Verse 13. “ This people was not;" i.e. this people, the subject of this discourse; this Tyrian people.
_" An Assyrian founded it.” That the Pheni- . cians, the founders of Sidon and Tyre, were a colony from Idumea, is now so generally allowed by the learned, that the proof of it is unnecessary. See Gesner de Phænicum extra Columnas Herculis Navigationibus, Prælect. i, § 2. Idumea was one of the many regions enumerated by Strabo, as compos- . ing the extent of that vast country which went under the general name of Assyria. It is probable therefore, that the first founders of the Phenician state, of which Sidon first, afterwards Tyre, was the metropolis, were an Assyrian race. It is remarkable, that Justin, speaking of the original of Tyre, says, “ the Tyrian nation was founded by Phenicians, who, leaving their own country on account of an earthquake, settled first upon the Assyrian Lake (Assyrium stagnum), in a little while upon the seashore.” Justin, xviii, 3. By the Assyrian Lake, Gesner understands the Lake of Tiberias. But whence should this get the name of the Assyrian Lake, unless it was that the first that settled in the adjacent country were Assyrians?
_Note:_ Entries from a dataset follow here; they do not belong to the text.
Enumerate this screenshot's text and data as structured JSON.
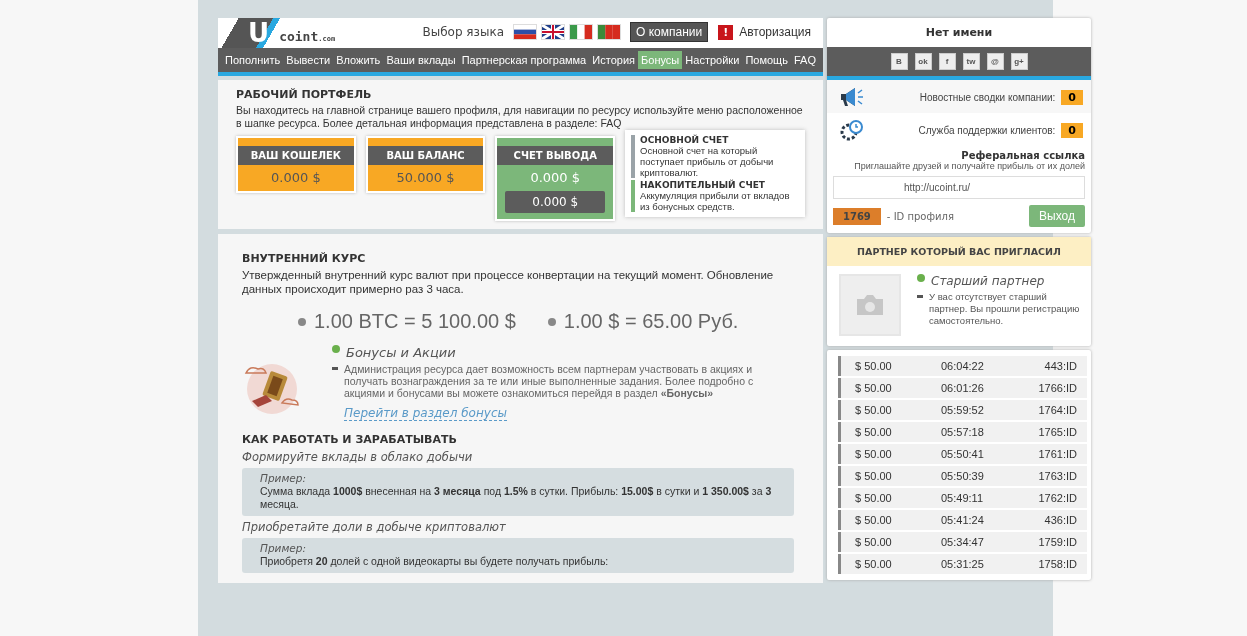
{
  "header": {
    "logo_letter": "U",
    "logo_text": "coint",
    "logo_domain": ".com",
    "language_label": "Выбор языка",
    "languages": [
      {
        "kind": "ru",
        "selected": false
      },
      {
        "kind": "gb",
        "selected": false
      },
      {
        "kind": "it",
        "selected": false
      },
      {
        "kind": "pt",
        "selected": false
      }
    ],
    "about_button": "О компании",
    "auth_mark": "!",
    "auth_link": "Авторизация"
  },
  "nav": [
    {
      "label": "Пополнить",
      "selected": false
    },
    {
      "label": "Вывести",
      "selected": false
    },
    {
      "label": "Вложить",
      "selected": false
    },
    {
      "label": "Ваши вклады",
      "selected": false
    },
    {
      "label": "Партнерская программа",
      "selected": false
    },
    {
      "label": "История",
      "selected": false
    },
    {
      "label": "Бонусы",
      "selected": true
    },
    {
      "label": "Настройки",
      "selected": false
    },
    {
      "label": "Помощь",
      "selected": false
    },
    {
      "label": "FAQ",
      "selected": false
    }
  ],
  "portfolio": {
    "title": "РАБОЧИЙ ПОРТФЕЛЬ",
    "text": "Вы находитесь на главной странице вашего профиля, для навигации по ресурсу используйте меню расположенное в шапке ресурса. Более детальная информация представлена в разделе: FAQ",
    "cards": [
      {
        "kind": "orange",
        "title": "ВАШ КОШЕЛЕК",
        "values": [
          "0.000 $"
        ]
      },
      {
        "kind": "orange",
        "title": "ВАШ БАЛАНС",
        "values": [
          "50.000 $"
        ]
      },
      {
        "kind": "green",
        "title": "СЧЕТ ВЫВОДА",
        "values": [
          "0.000 $",
          "0.000 $"
        ]
      }
    ],
    "notes": [
      {
        "title": "ОСНОВНОЙ СЧЕТ",
        "text": "Основной счет на который поступает прибыль от добычи криптовалют.",
        "color": "#9aa3a8"
      },
      {
        "title": "НАКОПИТЕЛЬНЫЙ СЧЕТ",
        "text": "Аккумуляция прибыли от вкладов из бонусных средств.",
        "color": "#7cb77a"
      }
    ]
  },
  "course": {
    "title": "ВНУТРЕННИЙ КУРС",
    "text": "Утвержденный внутренний курс валют при процессе конвертации на текущий момент. Обновление данных происходит примерно раз 3 часа.",
    "rates": [
      "1.00 BTC = 5 100.00 $",
      "1.00 $ = 65.00 Руб."
    ],
    "bonus": {
      "title": "Бонусы и Акции",
      "text": "Администрация ресурса дает возможность всем партнерам участвовать в акциях и получать вознаграждения за те или иные выполненные задания. Более подробно с акциями и бонусами вы можете ознакомиться перейдя в раздел **«Бонусы»**",
      "link": "Перейти в раздел бонусы"
    }
  },
  "how": {
    "title": "КАК РАБОТАТЬ И ЗАРАБАТЫВАТЬ",
    "items": [
      {
        "heading": "Формируйте вклады в облако добычи",
        "example_label": "Пример:",
        "example": "Сумма вклада **1000$** внесенная на **3 месяца** под **1.5%** в сутки. Прибыль: **15.00$** в сутки и **1 350.00$** за **3** месяца."
      },
      {
        "heading": "Приобретайте доли в добыче криптовалют",
        "example_label": "Пример:",
        "example": "Приобретя **20** долей с одной видеокарты вы будете получать прибыль:"
      }
    ]
  },
  "profile": {
    "name": "Нет имени",
    "socials": [
      "B",
      "ok",
      "f",
      "tw",
      "@",
      "g+"
    ],
    "stats": [
      {
        "kind": "news",
        "label": "Новостные сводки компании:",
        "count": "0"
      },
      {
        "kind": "support",
        "label": "Служба поддержки клиентов:",
        "count": "0"
      }
    ],
    "referral_title": "Реферальная ссылка",
    "referral_hint": "Приглашайте друзей и получайте прибыль от их долей",
    "referral_url": "http://ucoint.ru/",
    "id": "1769",
    "id_label": "- ID профиля",
    "logout": "Выход"
  },
  "partner": {
    "title": "ПАРТНЕР КОТОРЫЙ ВАС ПРИГЛАСИЛ",
    "role": "Старший партнер",
    "text": "У вас отсутствует старший партнер. Вы прошли регистрацию самостоятельно."
  },
  "transactions": [
    {
      "amount": "$ 50.00",
      "time": "06:04:22",
      "id": "443:ID"
    },
    {
      "amount": "$ 50.00",
      "time": "06:01:26",
      "id": "1766:ID"
    },
    {
      "amount": "$ 50.00",
      "time": "05:59:52",
      "id": "1764:ID"
    },
    {
      "amount": "$ 50.00",
      "time": "05:57:18",
      "id": "1765:ID"
    },
    {
      "amount": "$ 50.00",
      "time": "05:50:41",
      "id": "1761:ID"
    },
    {
      "amount": "$ 50.00",
      "time": "05:50:39",
      "id": "1763:ID"
    },
    {
      "amount": "$ 50.00",
      "time": "05:49:11",
      "id": "1762:ID"
    },
    {
      "amount": "$ 50.00",
      "time": "05:41:24",
      "id": "436:ID"
    },
    {
      "amount": "$ 50.00",
      "time": "05:34:47",
      "id": "1759:ID"
    },
    {
      "amount": "$ 50.00",
      "time": "05:31:25",
      "id": "1758:ID"
    }
  ]
}
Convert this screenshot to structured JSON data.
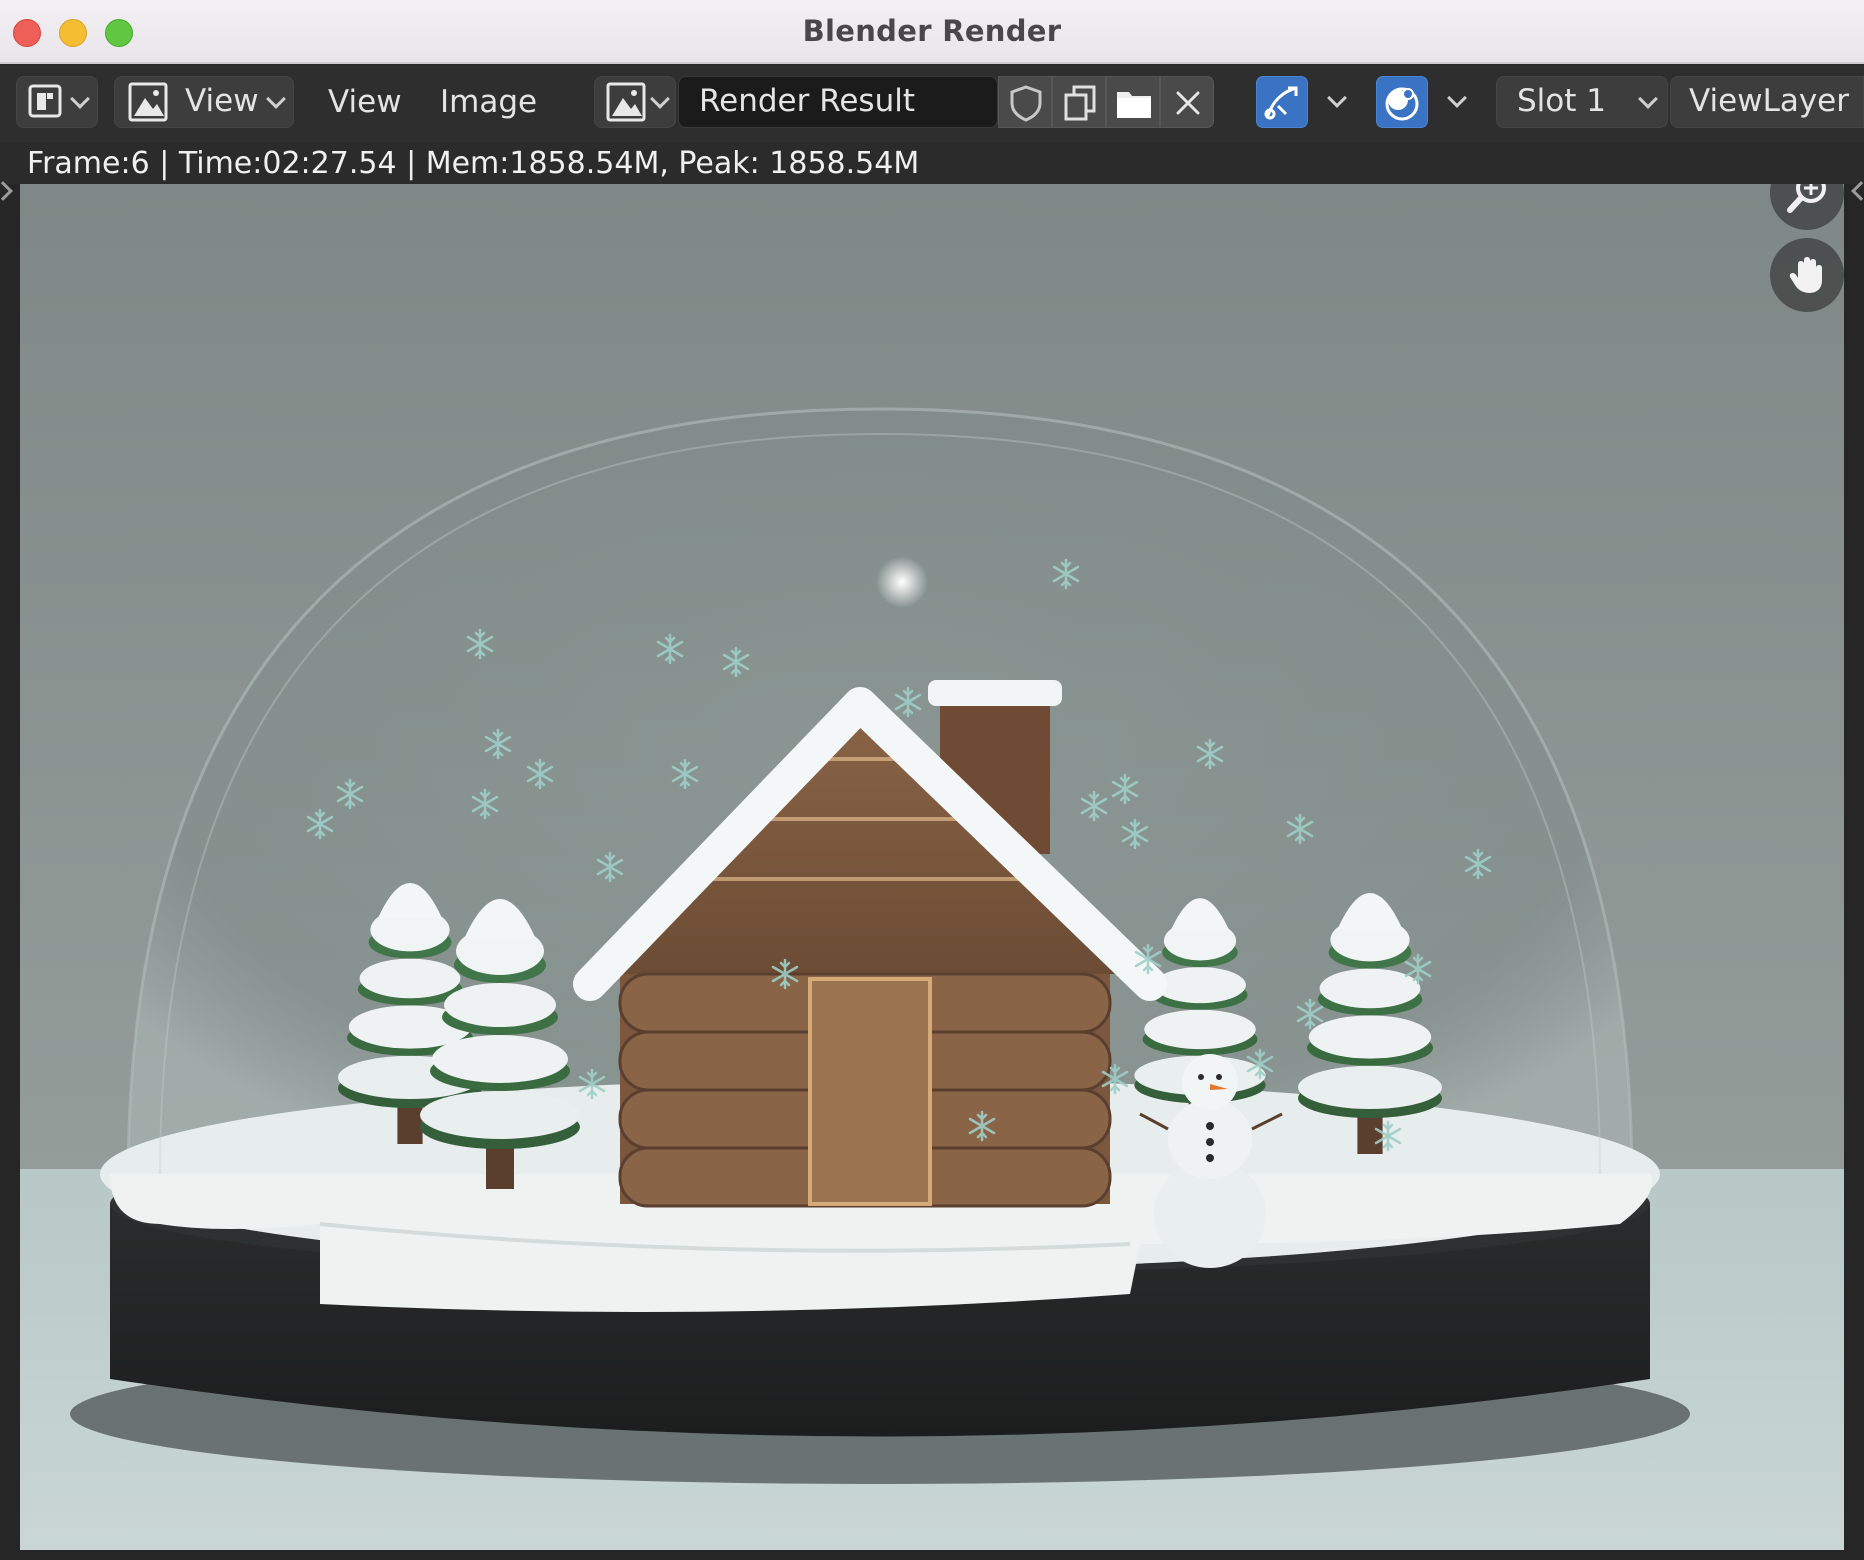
{
  "window": {
    "title": "Blender Render",
    "traffic_lights": {
      "close": "#ed5f57",
      "minimize": "#f5bd31",
      "maximize": "#5fc840"
    }
  },
  "header": {
    "editor_type_icon": "image-editor-icon",
    "mode_icon": "image-view-icon",
    "mode_label": "View",
    "menus": [
      "View",
      "Image"
    ],
    "image_browse_icon": "image-browse-icon",
    "image_name": "Render Result",
    "image_actions": [
      "fake-user-shield-icon",
      "duplicate-icon",
      "open-folder-icon",
      "close-icon"
    ],
    "gizmo_icon": "gizmo-icon",
    "overlay_icon": "overlay-icon",
    "slot_label": "Slot 1",
    "view_layer_label": "ViewLayer",
    "accent": "#3b73c4"
  },
  "info": {
    "text": "Frame:6 | Time:02:27.54 | Mem:1858.54M, Peak: 1858.54M"
  },
  "viewport": {
    "content": "render-result-image",
    "nav_icons": [
      "zoom-in-icon",
      "pan-hand-icon"
    ]
  }
}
Servius indirectly mentions this Assyrian extraction of the Tyrians. Upon these words of Virgil,
-Series longissima rerum, Per tot ducta viros primâ aborigine gentis, (Æn. i, 645) he has this note: _“A Belo primo Assyriorum regeusque ad Belum patrem Didonis.” In which he evidently refers the origin of Dido's family to the Assyrian Belus.
Again he mentions the Assyrian Belus as the first
owner of the golden cup in which Dido makes her libation :
Hic regina gravem gemmis auroque poposcit
Æn. i, 732. “ Belus (says Servius) primus Assyriorum rex.'
"Down with her stately palaces.” Compare Psalm cxxxvii, 7.
_" she is appointed to destruction;" literally, “[He] hath appointed her to destruction.” Thať is, either Jehovah hath appointed her, or the Assyrian hath appointed her. Babylonia was comprehended under the general name of Assyria. Or perhaps it is to be said that a verb in Kal or Hiphil in the third person, without a nominative, is to be rendered by a verb passive, with the object of the verb active for its nominative; and that in the Hebrew language, the passive of verbs that have no Niphal is properly expressed by the active verb without a nominative, having for its object what should be the subject of the passive verb.
In whatever way this last clause is expounded, the whole verse intimates darkly, because in the abrupt ecstatic style, that Tyre is to be destroyed by the same race to which she owed her origin.